New CDU studies finds two native Australian plants have healing properties
Two plants native to Northern Australia could have significant medicinal potential in the prevention and treatment of diseases, according to two studies by a Charles Darwin University (CDU) PhD candidate.
Lead author and CDU Faculty of Science and Technology candidate Elnaz Saki explored the potential of Calophyllum inophyllum seed oil (CSO) and Tinospora smilacina leaves water extract (TSWE) as alternative sources of medicine in two separate studies.
In the first study Dr Saki explored the wound healing potential of CSO after turning it into a nanoemulsion, a mixture of liquids with a nano-sized droplet of oil. The second paper studied the impact of adding TSWE to the CSO nanoemulsion.
“The study has shown that CSO and TSWE contain bioactive compounds such as flavonoids and fatty acids, which have potent wound healing, antimicrobial, and antioxidant effects,” Dr Saki said.
“Both nanoemulsions demonstrated an improvement or equivalent activity for biomedical applications such as wound healing, antimicrobial, and antioxidant effects.”
Dr Saki’s extensive interest in the diversity of plant species and their unique chemical compounds inspired her to pursue medical biotechnology, nanobiotechnology and nanomedicine.
She chose to work with C. inophyllum, also known as Alexandrian laurel, and T. smilacina because of their historical use in traditional medicine and bioactive compounds. CSO has been used to treat skin diseases, wounds and pain while T. smilacina, commonly called snake vine, has long been used by First Nations people to treat snake bites, headaches, rheumatoid arthritis and other inflammatory disorders.

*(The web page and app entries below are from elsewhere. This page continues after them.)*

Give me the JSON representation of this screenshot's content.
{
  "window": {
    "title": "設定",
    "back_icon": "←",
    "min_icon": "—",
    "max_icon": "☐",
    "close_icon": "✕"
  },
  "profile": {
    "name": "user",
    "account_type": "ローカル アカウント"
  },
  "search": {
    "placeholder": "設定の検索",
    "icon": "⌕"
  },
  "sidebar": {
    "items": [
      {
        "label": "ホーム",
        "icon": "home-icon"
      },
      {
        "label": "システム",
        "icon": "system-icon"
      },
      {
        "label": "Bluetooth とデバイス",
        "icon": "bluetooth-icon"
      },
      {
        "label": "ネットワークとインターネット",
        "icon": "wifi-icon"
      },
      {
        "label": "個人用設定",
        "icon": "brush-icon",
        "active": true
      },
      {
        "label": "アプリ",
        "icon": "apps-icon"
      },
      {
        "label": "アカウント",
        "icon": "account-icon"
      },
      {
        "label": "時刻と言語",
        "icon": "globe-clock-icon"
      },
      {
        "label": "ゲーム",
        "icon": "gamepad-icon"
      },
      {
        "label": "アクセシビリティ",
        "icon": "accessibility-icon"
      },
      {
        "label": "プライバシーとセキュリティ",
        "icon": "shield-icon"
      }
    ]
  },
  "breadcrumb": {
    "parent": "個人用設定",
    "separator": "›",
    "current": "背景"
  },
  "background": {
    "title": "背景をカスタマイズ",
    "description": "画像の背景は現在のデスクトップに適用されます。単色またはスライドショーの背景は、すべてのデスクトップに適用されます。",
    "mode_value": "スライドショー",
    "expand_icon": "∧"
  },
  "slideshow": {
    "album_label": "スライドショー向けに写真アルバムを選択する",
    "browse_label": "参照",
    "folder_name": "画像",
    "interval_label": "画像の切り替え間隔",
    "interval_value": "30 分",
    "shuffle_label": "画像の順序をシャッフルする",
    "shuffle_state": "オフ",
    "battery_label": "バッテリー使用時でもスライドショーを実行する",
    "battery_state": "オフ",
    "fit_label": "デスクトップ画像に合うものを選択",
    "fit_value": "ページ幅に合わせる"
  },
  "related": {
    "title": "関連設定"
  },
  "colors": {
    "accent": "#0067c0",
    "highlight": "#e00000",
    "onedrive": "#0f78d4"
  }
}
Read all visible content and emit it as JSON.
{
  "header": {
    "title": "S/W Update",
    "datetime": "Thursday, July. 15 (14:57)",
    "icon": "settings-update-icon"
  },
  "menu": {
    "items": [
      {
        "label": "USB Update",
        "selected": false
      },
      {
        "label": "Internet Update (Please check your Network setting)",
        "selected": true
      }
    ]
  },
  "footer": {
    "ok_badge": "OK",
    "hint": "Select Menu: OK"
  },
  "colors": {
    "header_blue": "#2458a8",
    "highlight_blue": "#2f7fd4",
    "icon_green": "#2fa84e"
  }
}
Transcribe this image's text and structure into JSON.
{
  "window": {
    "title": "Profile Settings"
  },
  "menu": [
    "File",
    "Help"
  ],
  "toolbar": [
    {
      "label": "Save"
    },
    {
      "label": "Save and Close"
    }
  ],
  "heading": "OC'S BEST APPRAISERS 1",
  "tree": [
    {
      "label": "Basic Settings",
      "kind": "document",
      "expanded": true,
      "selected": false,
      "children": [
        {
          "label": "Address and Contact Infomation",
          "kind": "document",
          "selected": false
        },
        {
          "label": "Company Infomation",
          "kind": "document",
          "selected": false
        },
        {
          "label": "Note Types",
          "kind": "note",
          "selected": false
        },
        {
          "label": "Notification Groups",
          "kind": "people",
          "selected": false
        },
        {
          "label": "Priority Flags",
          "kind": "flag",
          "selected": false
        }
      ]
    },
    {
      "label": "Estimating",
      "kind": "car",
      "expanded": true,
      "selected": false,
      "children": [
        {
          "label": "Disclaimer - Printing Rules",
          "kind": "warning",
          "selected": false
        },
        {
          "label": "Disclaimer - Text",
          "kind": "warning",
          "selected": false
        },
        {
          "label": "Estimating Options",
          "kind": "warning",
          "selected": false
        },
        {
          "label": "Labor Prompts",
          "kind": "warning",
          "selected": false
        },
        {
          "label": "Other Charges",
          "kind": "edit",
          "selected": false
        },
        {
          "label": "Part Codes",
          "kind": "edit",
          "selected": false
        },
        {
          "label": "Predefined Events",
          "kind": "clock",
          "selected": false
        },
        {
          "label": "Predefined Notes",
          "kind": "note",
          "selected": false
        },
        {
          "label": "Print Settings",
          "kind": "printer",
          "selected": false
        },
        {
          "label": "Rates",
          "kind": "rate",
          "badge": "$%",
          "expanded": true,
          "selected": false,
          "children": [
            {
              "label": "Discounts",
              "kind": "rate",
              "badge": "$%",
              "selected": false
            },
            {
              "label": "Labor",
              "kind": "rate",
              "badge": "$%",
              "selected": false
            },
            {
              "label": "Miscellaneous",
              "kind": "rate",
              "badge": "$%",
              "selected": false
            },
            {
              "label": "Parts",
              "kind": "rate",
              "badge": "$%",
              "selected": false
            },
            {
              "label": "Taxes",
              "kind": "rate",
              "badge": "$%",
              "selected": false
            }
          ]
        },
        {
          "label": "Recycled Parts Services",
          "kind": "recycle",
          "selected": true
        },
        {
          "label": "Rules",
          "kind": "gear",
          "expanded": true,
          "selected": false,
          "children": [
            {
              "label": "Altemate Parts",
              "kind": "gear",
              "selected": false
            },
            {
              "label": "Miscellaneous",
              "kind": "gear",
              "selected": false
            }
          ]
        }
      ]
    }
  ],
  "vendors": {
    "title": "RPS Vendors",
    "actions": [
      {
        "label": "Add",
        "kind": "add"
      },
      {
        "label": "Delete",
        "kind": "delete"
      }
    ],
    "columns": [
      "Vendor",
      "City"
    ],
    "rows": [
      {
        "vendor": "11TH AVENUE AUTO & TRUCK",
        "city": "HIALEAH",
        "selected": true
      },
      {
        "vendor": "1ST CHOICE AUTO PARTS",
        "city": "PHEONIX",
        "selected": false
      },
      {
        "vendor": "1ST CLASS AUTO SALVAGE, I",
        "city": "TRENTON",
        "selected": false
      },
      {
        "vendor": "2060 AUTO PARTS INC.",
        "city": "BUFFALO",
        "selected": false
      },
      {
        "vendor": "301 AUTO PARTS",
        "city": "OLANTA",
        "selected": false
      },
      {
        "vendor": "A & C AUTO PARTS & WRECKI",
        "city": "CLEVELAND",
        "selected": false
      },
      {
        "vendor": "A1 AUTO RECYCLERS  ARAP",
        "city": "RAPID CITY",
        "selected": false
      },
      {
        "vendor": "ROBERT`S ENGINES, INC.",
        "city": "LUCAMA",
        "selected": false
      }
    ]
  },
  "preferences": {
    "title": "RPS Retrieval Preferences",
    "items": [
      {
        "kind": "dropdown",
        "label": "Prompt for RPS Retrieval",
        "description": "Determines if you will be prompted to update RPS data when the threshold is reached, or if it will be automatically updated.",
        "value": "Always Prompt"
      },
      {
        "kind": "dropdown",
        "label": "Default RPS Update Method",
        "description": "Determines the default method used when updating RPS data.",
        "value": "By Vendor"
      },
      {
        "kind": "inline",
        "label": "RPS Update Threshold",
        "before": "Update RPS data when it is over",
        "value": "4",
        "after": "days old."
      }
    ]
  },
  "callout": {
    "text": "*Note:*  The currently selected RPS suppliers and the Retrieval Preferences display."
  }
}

“These plants represent a rich source of bioactive compounds that have not been fully explored regarding their potential therapeutic applications,” Dr Saki said.
“With the increasing demand for sustainable and eco-friendly solutions in the pharmaceutical industry, I recognised an opportunity to contribute to this field by investigating the bioactive properties of plant extracts.”
Dr Saki, who recently graduated with a PhD in Nanobiotechnology, hopes to continue her research and explore how these bioactive compounds work in vitro and in vivo.
“I am also interested in exploring the potential of these compounds to be included in novel therapies for various diseases, including anti-cancer, anti-inflammation, multidrug-resistant and infectious diseases,” she said.
“I am interested in partnerships with pharmaceutical, bioceutical and cosmetic companies interested in developing and synthesising new nanomedicine and therapies.”
The first study, ‘Optimisation of Calophyllum inophyllum seed oil nanoemulsion as a potential wound healing agent’ was published in the journal of BMC Complementary Medicine and Therapies.
The second study, ‘Formulation and Biomedical Activity of Oil-in-Water Nanoemulsion Combining Tinospora smilacina Water Extract and Calophyllum inophyllum Seeds Oil’ was published in the journal of Clinical, Cosmetic and Investigational Dermatology.